Editor's Note: To commemorate the 150th anniversary of the Mormon Trail, The Salt Lake Tribune is offering this day-by-day account of the Mormon Pioneers' original trek from Winter Quarters, Nebraska, to the Great Salt Lake Valley. Tribune history writer Harold Schindler, using diaries, letters, journals and reminiscences that have come to light this century, has fleshed out the following narrative.
June 18, 1847
A few Oregon- and California-bound Missouri wagons remained to be rafted across the North Platte River this morning, but otherwise the pioneers were occupied in completing the large ferryboat made from dugout canoes. The original plan was for the Camp of Israel to continue its westward trek today, but Brigham Young decided it would be best to wait for the ferry boat to be launched and for all the provisions earned in rafting other emigrant companies to be brought up and distributed. In all, the pioneers received from the Missouri emigrants 1,295 pounds of flour (at two and one-half cents a pound), plus meal, beans, soap and honey at corresponding prices, and two cows in total payment of $78 in ferrying charge.

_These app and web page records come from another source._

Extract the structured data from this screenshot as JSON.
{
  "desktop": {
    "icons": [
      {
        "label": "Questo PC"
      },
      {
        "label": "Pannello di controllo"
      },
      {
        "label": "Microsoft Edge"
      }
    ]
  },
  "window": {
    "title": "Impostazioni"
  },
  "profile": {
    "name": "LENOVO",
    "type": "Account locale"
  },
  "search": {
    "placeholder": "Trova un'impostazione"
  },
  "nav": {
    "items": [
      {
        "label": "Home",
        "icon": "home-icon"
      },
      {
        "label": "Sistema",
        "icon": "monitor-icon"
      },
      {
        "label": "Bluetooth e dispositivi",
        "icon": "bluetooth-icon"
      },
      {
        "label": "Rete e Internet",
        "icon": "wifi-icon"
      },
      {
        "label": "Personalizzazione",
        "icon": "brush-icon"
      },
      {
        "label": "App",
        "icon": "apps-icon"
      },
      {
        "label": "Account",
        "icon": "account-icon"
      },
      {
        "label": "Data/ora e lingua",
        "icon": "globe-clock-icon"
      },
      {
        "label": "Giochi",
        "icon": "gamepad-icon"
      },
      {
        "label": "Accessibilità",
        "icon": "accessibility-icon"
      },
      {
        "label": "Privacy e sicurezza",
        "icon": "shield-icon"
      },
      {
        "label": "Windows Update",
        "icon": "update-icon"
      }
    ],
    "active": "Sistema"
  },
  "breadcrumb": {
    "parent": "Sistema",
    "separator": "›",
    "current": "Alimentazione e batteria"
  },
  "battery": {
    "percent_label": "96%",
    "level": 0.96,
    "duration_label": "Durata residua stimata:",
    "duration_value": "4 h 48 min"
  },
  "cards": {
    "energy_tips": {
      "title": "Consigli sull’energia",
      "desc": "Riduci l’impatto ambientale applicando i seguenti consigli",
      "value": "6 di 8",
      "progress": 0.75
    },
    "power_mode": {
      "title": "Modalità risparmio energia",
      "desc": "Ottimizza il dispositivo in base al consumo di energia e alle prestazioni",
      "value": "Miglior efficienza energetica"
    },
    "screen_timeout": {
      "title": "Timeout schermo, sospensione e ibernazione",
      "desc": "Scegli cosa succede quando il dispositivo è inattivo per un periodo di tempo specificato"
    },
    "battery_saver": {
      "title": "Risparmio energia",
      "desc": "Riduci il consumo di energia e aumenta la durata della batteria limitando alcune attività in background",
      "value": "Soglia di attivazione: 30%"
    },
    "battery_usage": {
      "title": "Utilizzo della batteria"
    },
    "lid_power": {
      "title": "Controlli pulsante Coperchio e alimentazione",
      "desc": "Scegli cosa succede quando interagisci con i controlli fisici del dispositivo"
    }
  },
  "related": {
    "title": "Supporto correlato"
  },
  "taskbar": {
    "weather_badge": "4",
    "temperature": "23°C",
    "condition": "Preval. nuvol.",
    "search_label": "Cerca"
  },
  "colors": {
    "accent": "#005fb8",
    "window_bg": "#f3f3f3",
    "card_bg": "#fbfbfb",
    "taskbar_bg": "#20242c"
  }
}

The new twin-hull canoe boat was launched in the early afternoon and floated well, considering the dugout cottonwoods still were green. As constructed, it could carry an ordinary size wagon and its load, with three ferrymen operating oars and rudder. It was described in Mormon chronicles as "two large [25-foot] cottonwood dugouts placed parallel to each other a few feet apart, pinned firmly with cross pieces, on top of which were nailed flat slabs running lengthwise. With a rudder, oars and a little iron work, the ferry was of sufficient strength to carry over loaded wagons."
In council, Brigham Young suggested that nine men remain at the crossing with the new boat and ferry over any emigrant wagons they could at $1.50 each. Named to stay behind with the ferry were Thomas Grover, John S. Higbee, Luke S. Johnson, Appleton M. Harmon, Edmund Ellsworth, Francis M. Pomeroy, William Empey, James Davenport, and Benjamin F. Stewart. Eric Glines asked permission to stay, but it was denied. Young would not approve it, but told Glines he was free to do as he pleased. Glines tried to offer an explanation, but Young ignored him, saying Glines did not "manifest a good spirit." And that, "When I give a man counsel, I do not want him to reject it or bring up arguments to try and alter it. For when he does that, I turn on my heel and leave him." Glines stayed behind.
Heber Kimball gave a coil of rope worth $15 to the ferry party, for which he received 263 pounds of flour, 100 pounds of meal and twenty-seven pounds of soap, at going rates toward payment. William Clayton and John Pack took fishing poles "to the last creek we crossed about a mile and a half back. I caught sixty-five nice fish which would average about a half-pound each." Joseph Hancock killed two antelope.
For Thomas Bullock, the day got off to a bad start. Awakening at dawn, he discovered the oxen he had picketed for the night had vamoosed, "leaving no signs of being there through the night." Bullock the clerk had little interest in being Bullock the herdsman, and he was duly concerned, because "this is the second time Willard Richards has ordered me to tie up the cattle this week and each time they have been turned loose at night."
He waded through wet grass for "five or six miles" to once more round up the cattle, "among which were two I tied up last night." The camp historian was acutely uncomfortable and complained, "It was through getting wet feet that brought on the ague before and this morning's jaunt will, I am afraid, bring it back again." Orson Pratt took observations and calculated this upper crossing of the North Platte was 4,858 feet above sea level.
Daniel Spencer's one hundred of the second Mormon emigration left the Elkhorn camp and journeyed across the prairie about twelve miles to a point on the Platte where Ira Russell raised a flagpole designating the place as a general rendezvous for emigrating companies. As the camp of more than 500 wagons moved toward the Platte, some members discovered the remains of a human skeleton. Eleven-year-old Jerusha Hambleton found part of a pair of pants containing two letters and two musket flints. Both letters--enclosed in one envelope--were dry and directed to Alexander McElvoy, superintendent of Pawnee Farms. John Smith said writing found on the body indicated the dead man was an express rider sent to the Pawnees from a Major John Miller. The body was almost entirely ravaged by wolves and apparently had lain there for days. The bones were reburied where found.
In May 1931, workmen building a road three miles west of Fremont, Nebraska, uncovered a portion of skeleton buried under two feet of sand. It was determined the bones were those of an express rider found originally in 1847. Four French traders, who visited the Pawnees on business,
learned the dead man at "Sandy Willow" was a Pawnee killed by Omahas.